Castration Clinic 2015
Dear intact, neutered, and spayed followers,
This past Saturday I supervised our annual castration clinic, and it was a huge success! 12 former stallions left here as happy geldings (well, the happy part is subjective, but I know their owners will thank us later). The vet students did an awesome job, and hopefully gained a lot of useful experience for their future careers.
I’m not clear on all the scienc-ey details, but here’s the Springhill Equine castration protocol as I could tell from my distant vantage point:

Step 1- catheter placement: Wary vet student attempts to hold untrained weanling still, while other vet student stabs a 2-inch needle in weanling’s neck with trembling hands.

Step 2- inducing anesthesia: 90lb vet student attempts to guide 800lb horse to the ground gracefully. It usually isn’t all that pretty. Students tie lots of knots around horse’s legs because they don’t remember exactly how to do that neat rope trick that Dr. Lacher or Dr. Vurgason taught them.

Step 3- surgical prep: senior vet student suddenly forgets how to don sterile gloves, and how to put a scalpel blade on a handle. Junior vet student scrubs surgical site way more thoroughly than necessary. Meanwhile, half of anesthesia time has passed, and horse already needs another dose.

Step 4- castration: All I heard was Dr. Vurgason and Dr. Lacher saying over and over, “cut deeper, push harder, make your incision longer…” Bless their hearts, they are just learning. I tried chanting “Be aggressive! B-E-aggressive!” to help them along.

Step 5- power tools: Tomcats, you may not want to read this part. Basically they attach a scary-looking clamp, it makes a sickening crunching noise, and an excited vet student runs a DRILL which more or less twists the testicle off. Job done!

After watching one or two of these, I thought it best to take a nap in Dr. Vurgason’s truck for the rest of the day. Of course the best part was all the pets and treats I received from 30 eager vet students! Made all the blood and gore worthwhile.
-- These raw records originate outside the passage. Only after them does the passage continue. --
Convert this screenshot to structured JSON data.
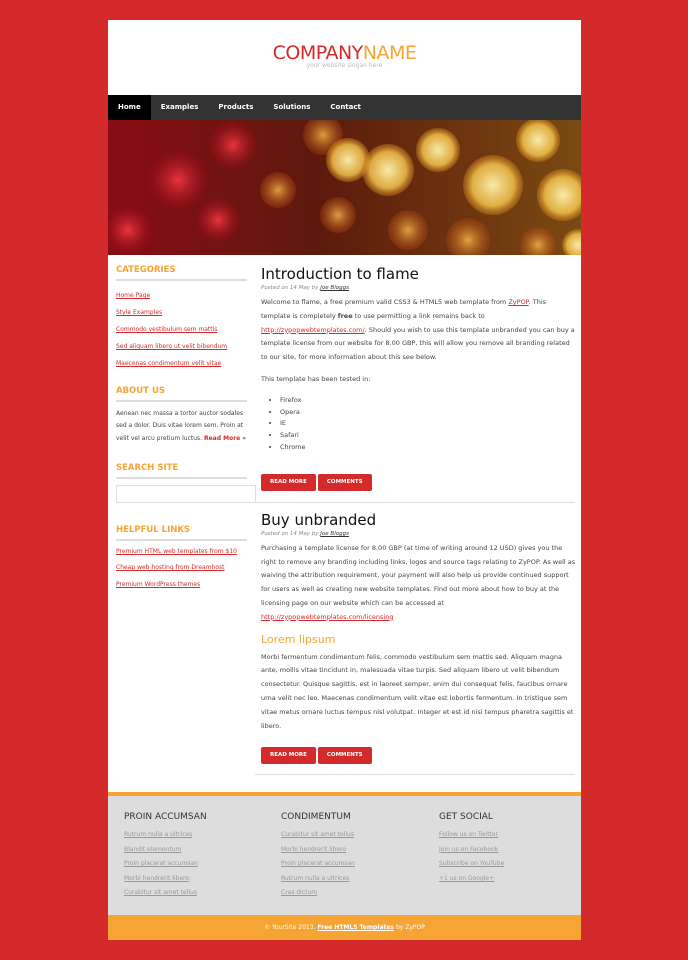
{
  "header": {
    "logo_part1": "COMPANY",
    "logo_part2": "NAME",
    "slogan": "your website slogan here"
  },
  "nav": [
    "Home",
    "Examples",
    "Products",
    "Solutions",
    "Contact"
  ],
  "sidebar": {
    "categories_title": "CATEGORIES",
    "categories": [
      "Home Page",
      "Style Examples",
      "Commodo vestibulum sem mattis",
      "Sed aliquam libero ut velit bibendum",
      "Maecenas condimentum velit vitae"
    ],
    "about_title": "ABOUT US",
    "about_text": "Aenean nec massa a tortor auctor sodales sed a dolor. Duis vitae lorem sem. Proin at velit vel arcu pretium luctus.",
    "about_more": "Read More »",
    "search_title": "SEARCH SITE",
    "links_title": "HELPFUL LINKS",
    "links": [
      "Premium HTML web templates from $10",
      "Cheap web hosting from Dreamhost",
      "Premium WordPress themes"
    ]
  },
  "post1": {
    "title": "Introduction to flame",
    "meta_prefix": "Posted on 14 May by",
    "meta_author": "Joe Bloggs",
    "p1_a": "Welcome to flame, a free premium valid CSS3 & HTML5 web template from",
    "p1_link1": "ZyPOP",
    "p1_b": ". This template is completely",
    "p1_bold": "free",
    "p1_c": "to use permitting a link remains back to",
    "p1_link2": "http://zypopwebtemplates.com/",
    "p1_d": ". Should you wish to use this template unbranded you can buy a template license from our website for 8.00 GBP, this will allow you remove all branding related to our site, for more information about this see below.",
    "p2": "This template has been tested in:",
    "browsers": [
      "Firefox",
      "Opera",
      "IE",
      "Safari",
      "Chrome"
    ],
    "read_more": "READ MORE",
    "comments": "COMMENTS"
  },
  "post2": {
    "title": "Buy unbranded",
    "meta_prefix": "Posted on 14 May by",
    "meta_author": "Joe Bloggs",
    "p1": "Purchasing a template license for 8.00 GBP (at time of writing around 12 USD) gives you the right to remove any branding including links, logos and source tags relating to ZyPOP. As well as waiving the attribution requirement, your payment will also help us provide continued support for users as well as creating new website templates. Find out more about how to buy at the licensing page on our website which can be accessed at",
    "p1_link": "http://zypopwebtemplates.com/licensing",
    "subtitle": "Lorem lipsum",
    "p2": "Morbi fermentum condimentum felis, commodo vestibulum sem mattis sed. Aliquam magna ante, mollis vitae tincidunt in, malesuada vitae turpis. Sed aliquam libero ut velit bibendum consectetur. Quisque sagittis, est in laoreet semper, enim dui consequat felis, faucibus ornare urna velit nec leo. Maecenas condimentum velit vitae est lobortis fermentum. In tristique sem vitae metus ornare luctus tempus nisl volutpat. Integer et est id nisi tempus pharetra sagittis et libero.",
    "read_more": "READ MORE",
    "comments": "COMMENTS"
  },
  "footer": {
    "col1_title": "PROIN ACCUMSAN",
    "col1": [
      "Rutrum nulla a ultrices",
      "Blandit elementum",
      "Proin placerat accumsan",
      "Morbi hendrerit libero",
      "Curabitur sit amet tellus"
    ],
    "col2_title": "CONDIMENTUM",
    "col2": [
      "Curabitur sit amet tellus",
      "Morbi hendrerit libero",
      "Proin placerat accumsan",
      "Rutrum nulla a ultrices",
      "Cras dictum"
    ],
    "col3_title": "GET SOCIAL",
    "col3": [
      "Follow us on Twitter",
      "Join us on Facebook",
      "Subscribe on YouTube",
      "+1 us on Google+"
    ],
    "copyright_a": "© YourSite 2013.",
    "copyright_link": "Free HTML5 Templates",
    "copyright_b": "by ZyPOP"
  },
  "colors": {
    "brand_red": "#d42a2b",
    "accent_orange": "#f6a433",
    "nav_bg": "#333333"
  }
}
If you have a stallion who yearns to become a gelding, be sure to keep an eye out for next year’s castration clinic! It’s always a good time (don’t ask the horses).